The introduction of Dubya’s NCLB (No Child Left Behind) and the furtherance of Obama’s RttT (Race to the Top) have provided multiple designs to remedy the “national crisis in public education” through the use of standardized testing – testing that measures a school’s effectiveness, a teachers’ effectiveness, and a student’s inabilities through a series of bubble tests which are being administered in increasing numbers of school districts for largely increasing amounts of time during each student’s academic year. 

In fact, in some cases, student testing this next year will double in order that some companies may “field test” the reliability of test questions placed among other questions that will count toward the student’s, teacher’s, and district’s performance ( ).  Of course, no one has suggested that such field-testing of minors without permission of parents might be considered an inappropriate use of instructional time or even illegal; in short, this speaks to the maddening acceptance of standards testing as a primary part of the educational program in our school systems.  Forget the comprehensive program or the variability in region or child: nowadays all good schools should be able to provide a similar sound and ready product measurably alike in specific skill sets determined necessary for the workplace.  And, in fact, there are four large corporations ready and willing to help us all in assessing who makes the grade and who doesn’t.

1.    Harcourt Educational Measurement: London-based developer of the SAT-9, and designer of tests that require passing before graduation in several states.  Standards testing is now 70% of the company’s overall business ($5.6 billion annually in revenue).

2.    CTB McGraw Hill: New York based corporation that developed TerraNova, a norm-referenced test.  Provides testing for 19 states in U.S. and achieves $4.2 billion in revenues per annum.

3.    Riverside Publishing: Developer of the Iowa Test of Basic Skills, a norm-referenced test taken by 4-5 million students in the U.S.  Also a major publisher of texts for at least eight states in the U.S.  Parent company was Houghton-Mifflin, acquired by Vivendi, Inc. in 2001 for $2.2 billion.

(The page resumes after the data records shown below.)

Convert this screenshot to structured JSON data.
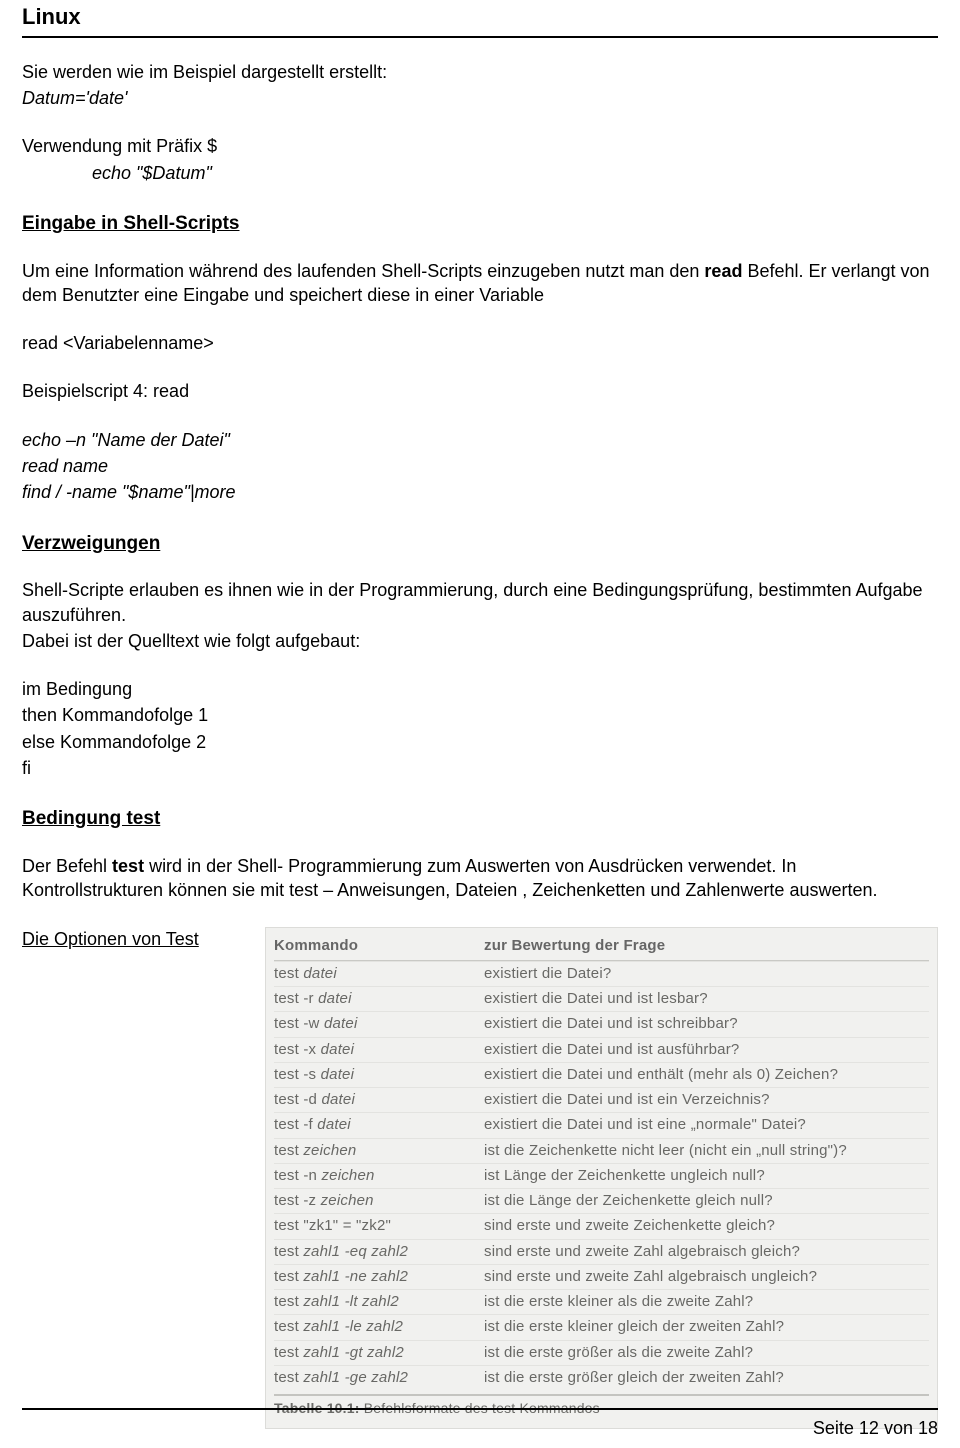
{
  "header": "Linux",
  "para1": "Sie werden wie im Beispiel dargestellt erstellt:",
  "para1_code": "Datum='date'",
  "para2": "Verwendung mit Präfix $",
  "para2_code": "echo \"$Datum\"",
  "h_eingabe": "Eingabe in Shell-Scripts",
  "eingabe_p1_a": "Um eine Information während des laufenden Shell-Scripts einzugeben nutzt man den ",
  "eingabe_p1_b": "read",
  "eingabe_p1_c": " Befehl. Er verlangt von dem Benutzter eine Eingabe und speichert diese in einer Variable",
  "eingabe_p2": "read  <Variabelenname>",
  "eingabe_p3": "Beispielscript 4: read",
  "eingabe_code1": "echo –n  \"Name der Datei\"",
  "eingabe_code2": "read name",
  "eingabe_code3": "find / -name \"$name\"|more",
  "h_verz": "Verzweigungen",
  "verz_p1": "Shell-Scripte erlauben es ihnen wie in der Programmierung, durch eine Bedingungsprüfung, bestimmten Aufgabe auszuführen.",
  "verz_p2": "Dabei ist der Quelltext wie folgt aufgebaut:",
  "verz_c1": "im Bedingung",
  "verz_c2": "then Kommandofolge 1",
  "verz_c3": "else  Kommandofolge 2",
  "verz_c4": "fi",
  "h_bed": "Bedingung test",
  "bed_p1_a": "Der Befehl ",
  "bed_p1_b": "test",
  "bed_p1_c": " wird in der Shell- Programmierung zum Auswerten von Ausdrücken verwendet. In Kontrollstrukturen können sie mit test – Anweisungen, Dateien , Zeichenketten und Zahlenwerte auswerten.",
  "options_label": "Die Optionen von Test",
  "table": {
    "head1": "Kommando",
    "head2": "zur Bewertung der Frage",
    "rows": [
      {
        "cmd_pre": "test ",
        "arg": "datei",
        "desc": "existiert die Datei?"
      },
      {
        "cmd_pre": "test -r ",
        "arg": "datei",
        "desc": "existiert die Datei und ist lesbar?"
      },
      {
        "cmd_pre": "test -w ",
        "arg": "datei",
        "desc": "existiert die Datei und ist schreibbar?"
      },
      {
        "cmd_pre": "test -x ",
        "arg": "datei",
        "desc": "existiert die Datei und ist ausführbar?"
      },
      {
        "cmd_pre": "test -s ",
        "arg": "datei",
        "desc": "existiert die Datei und enthält (mehr als 0) Zeichen?"
      },
      {
        "cmd_pre": "test -d ",
        "arg": "datei",
        "desc": "existiert die Datei und ist ein Verzeichnis?"
      },
      {
        "cmd_pre": "test -f ",
        "arg": "datei",
        "desc": "existiert die Datei und ist eine „normale\" Datei?"
      },
      {
        "cmd_pre": "test ",
        "arg": "zeichen",
        "desc": "ist die Zeichenkette nicht leer (nicht ein „null string\")?"
      },
      {
        "cmd_pre": "test -n ",
        "arg": "zeichen",
        "desc": "ist Länge der Zeichenkette ungleich null?"
      },
      {
        "cmd_pre": "test -z ",
        "arg": "zeichen",
        "desc": "ist die Länge der Zeichenkette gleich null?"
      },
      {
        "cmd_pre": "test \"zk1\" = \"zk2\"",
        "arg": "",
        "desc": "sind erste und zweite Zeichenkette gleich?"
      },
      {
        "cmd_pre": "test ",
        "arg": "zahl1 -eq zahl2",
        "desc": "sind erste und zweite Zahl algebraisch gleich?"
      },
      {
        "cmd_pre": "test ",
        "arg": "zahl1 -ne zahl2",
        "desc": "sind erste und zweite Zahl algebraisch ungleich?"
      },
      {
        "cmd_pre": "test ",
        "arg": "zahl1 -lt zahl2",
        "desc": "ist die erste kleiner als die zweite Zahl?"
      },
      {
        "cmd_pre": "test ",
        "arg": "zahl1 -le zahl2",
        "desc": "ist die erste kleiner gleich der zweiten Zahl?"
      },
      {
        "cmd_pre": "test ",
        "arg": "zahl1 -gt zahl2",
        "desc": "ist die erste größer als die zweite Zahl?"
      },
      {
        "cmd_pre": "test ",
        "arg": "zahl1 -ge zahl2",
        "desc": "ist die erste größer gleich der zweiten Zahl?"
      }
    ],
    "caption_lbl": "Tabelle 10.1: ",
    "caption_txt": "Befehlsformate des test Kommandos"
  },
  "footer": "Seite 12 von 18"
}
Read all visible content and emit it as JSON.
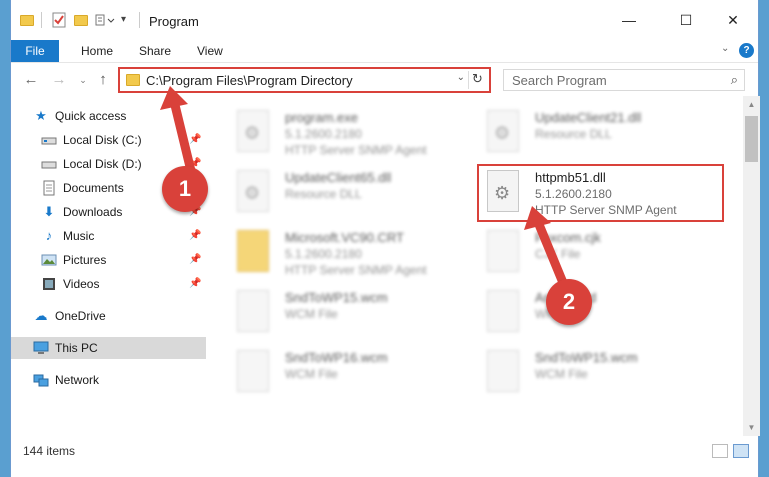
{
  "window": {
    "title": "Program",
    "controls": {
      "minimize": "—",
      "maximize": "☐",
      "close": "✕"
    }
  },
  "ribbon": {
    "tabs": [
      "File",
      "Home",
      "Share",
      "View"
    ]
  },
  "address": {
    "path": "C:\\Program Files\\Program Directory",
    "search_placeholder": "Search Program"
  },
  "nav": {
    "items": [
      {
        "label": "Quick access",
        "icon": "star-icon"
      },
      {
        "label": "Local Disk (C:)",
        "icon": "drive-icon",
        "pinned": true
      },
      {
        "label": "Local Disk (D:)",
        "icon": "drive-icon",
        "pinned": true
      },
      {
        "label": "Documents",
        "icon": "documents-icon",
        "pinned": true
      },
      {
        "label": "Downloads",
        "icon": "download-icon",
        "pinned": true
      },
      {
        "label": "Music",
        "icon": "music-icon",
        "pinned": true
      },
      {
        "label": "Pictures",
        "icon": "pictures-icon",
        "pinned": true
      },
      {
        "label": "Videos",
        "icon": "videos-icon",
        "pinned": true
      },
      {
        "label": "OneDrive",
        "icon": "cloud-icon"
      },
      {
        "label": "This PC",
        "icon": "pc-icon",
        "selected": true
      },
      {
        "label": "Network",
        "icon": "network-icon"
      }
    ]
  },
  "files": [
    {
      "name": "program.exe",
      "line2": "5.1.2600.2180",
      "line3": "HTTP Server SNMP Agent"
    },
    {
      "name": "UpdateClient21.dll",
      "line2": "Resource DLL",
      "line3": ""
    },
    {
      "name": "UpdateClient65.dll",
      "line2": "Resource DLL",
      "line3": ""
    },
    {
      "name": "httpmb51.dll",
      "line2": "5.1.2600.2180",
      "line3": "HTTP Server SNMP Agent"
    },
    {
      "name": "Microsoft.VC90.CRT",
      "line2": "5.1.2600.2180",
      "line3": "HTTP Server SNMP Agent"
    },
    {
      "name": "Faxcom.cjk",
      "line2": "CJK File",
      "line3": ""
    },
    {
      "name": "SndToWP15.wcm",
      "line2": "WCM File",
      "line3": ""
    },
    {
      "name": "Arabic.wrd",
      "line2": "WRD File",
      "line3": ""
    },
    {
      "name": "SndToWP16.wcm",
      "line2": "WCM File",
      "line3": ""
    },
    {
      "name": "SndToWP15.wcm",
      "line2": "WCM File",
      "line3": ""
    }
  ],
  "status": {
    "item_count": "144 items"
  },
  "annotations": {
    "step1": "1",
    "step2": "2"
  },
  "colors": {
    "accent": "#1979ca",
    "annotation": "#d9413a"
  }
}
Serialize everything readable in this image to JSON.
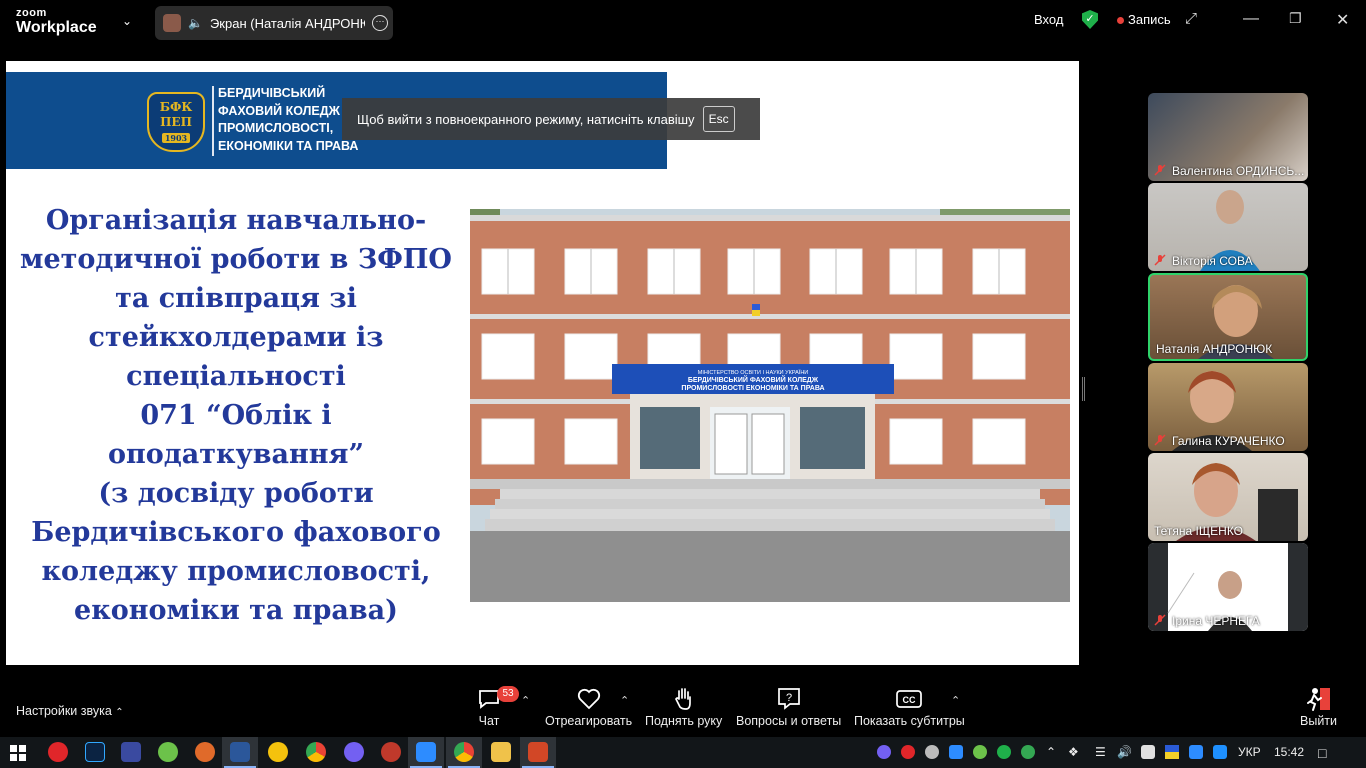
{
  "app": {
    "brand_small": "zoom",
    "brand_large": "Workplace"
  },
  "share_indicator": {
    "text": "Экран (Наталія АНДРОНЮК"
  },
  "top_right": {
    "signin": "Вход",
    "record": "Запись"
  },
  "slide": {
    "college_name_lines": [
      "БЕРДИЧІВСЬКИЙ",
      "ФАХОВИЙ КОЛЕДЖ",
      "ПРОМИСЛОВОСТІ,",
      "ЕКОНОМІКИ ТА ПРАВА"
    ],
    "logo_text": [
      "БФК",
      "ПЕП"
    ],
    "logo_year": "1903",
    "title_lines": [
      "Організація навчально-",
      "методичної роботи в ЗФПО",
      "та співпраця зі",
      "стейкхолдерами із",
      "спеціальності",
      "071 “Облік і оподаткування”",
      "(з досвіду роботи",
      "Бердичівського фахового",
      "коледжу промисловості,",
      "економіки та права)"
    ],
    "building_sign_line1": "МІНІСТЕРСТВО ОСВІТИ І НАУКИ УКРАЇНИ",
    "building_sign_line2": "БЕРДИЧІВСЬКИЙ ФАХОВИЙ КОЛЕДЖ",
    "building_sign_line3": "ПРОМИСЛОВОСТІ ЕКОНОМІКИ ТА ПРАВА"
  },
  "fullscreen_tip": {
    "text": "Щоб вийти з повноекранного режиму, натисніть клавішу",
    "key": "Esc"
  },
  "participants": [
    {
      "name": "Валентина ОРДИНСЬ...",
      "muted": true
    },
    {
      "name": "Вікторія СОВА",
      "muted": true
    },
    {
      "name": "Наталія АНДРОНЮК",
      "muted": false,
      "active": true
    },
    {
      "name": "Галина КУРАЧЕНКО",
      "muted": true
    },
    {
      "name": "Тетяна ІЩЕНКО",
      "muted": false
    },
    {
      "name": "Ірина ЧЕРНЕГА",
      "muted": true
    }
  ],
  "toolbar": {
    "audio_settings": "Настройки звука",
    "chat": "Чат",
    "chat_badge": "53",
    "react": "Отреагировать",
    "raise_hand": "Поднять руку",
    "qa": "Вопросы и ответы",
    "captions": "Показать субтитры",
    "leave": "Выйти"
  },
  "taskbar": {
    "lang": "УКР",
    "time": "15:42"
  },
  "colors": {
    "accent_green": "#2fd36a",
    "record_red": "#e8413a",
    "banner_blue": "#0e4d8e",
    "title_blue": "#23399a"
  }
}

4.    Pearson: The largest test scorer internationally, and providing testing and scoring services in the largest markets in the U.S., including New York, Texas, Florida.  At this time, moving beyond just testing to other aspects of education.   Revenue = $9 billion in 2010 (

Pearson remains most exceptional in its corporate ability and vision to move quickly and prominently to align itself with current political forces to achieve what it and they see as the future of education.  In addition, Pearson has even acquired the kinds of learning institutions that represent what it considers the future of learning, and the company has developed an international plan to do so on a global level.

Pearson now has designs to change the way and manner in which individuals achieve or receive GED’s, one which will become a profit-making enterprise for the company ( In addition, Pearson has promoted heavily the concept of CCSS (Common Core State Standards) and provided a national summit for educators and politicians in Orlando, Florida, to cement the implementation of services in the coming year(s) (  In fact, Pearson’s exemplary initiative to influence would-be parties has come under the scrutiny of the New York Attorney General, who questions the relationship between the $32 million contract to provide testing for NY schools and the “free trips” provided across the state to educational officials to visit places like London, Helsinki, Singapore, or even Rio de Janeiro.  (  And let’s not forget the current lobbyist for Pearson in Washington is the same fellow who helped Congress and Dubya draft legislation for the original NCLB.  (  Estimates of lobby spending by Pearson on the state level reach nearly $3 million for 2009-2011 ( 

To read this post in full, go to Pension Education.

Enjoy these days of fall and remember:

I couldn’t resist.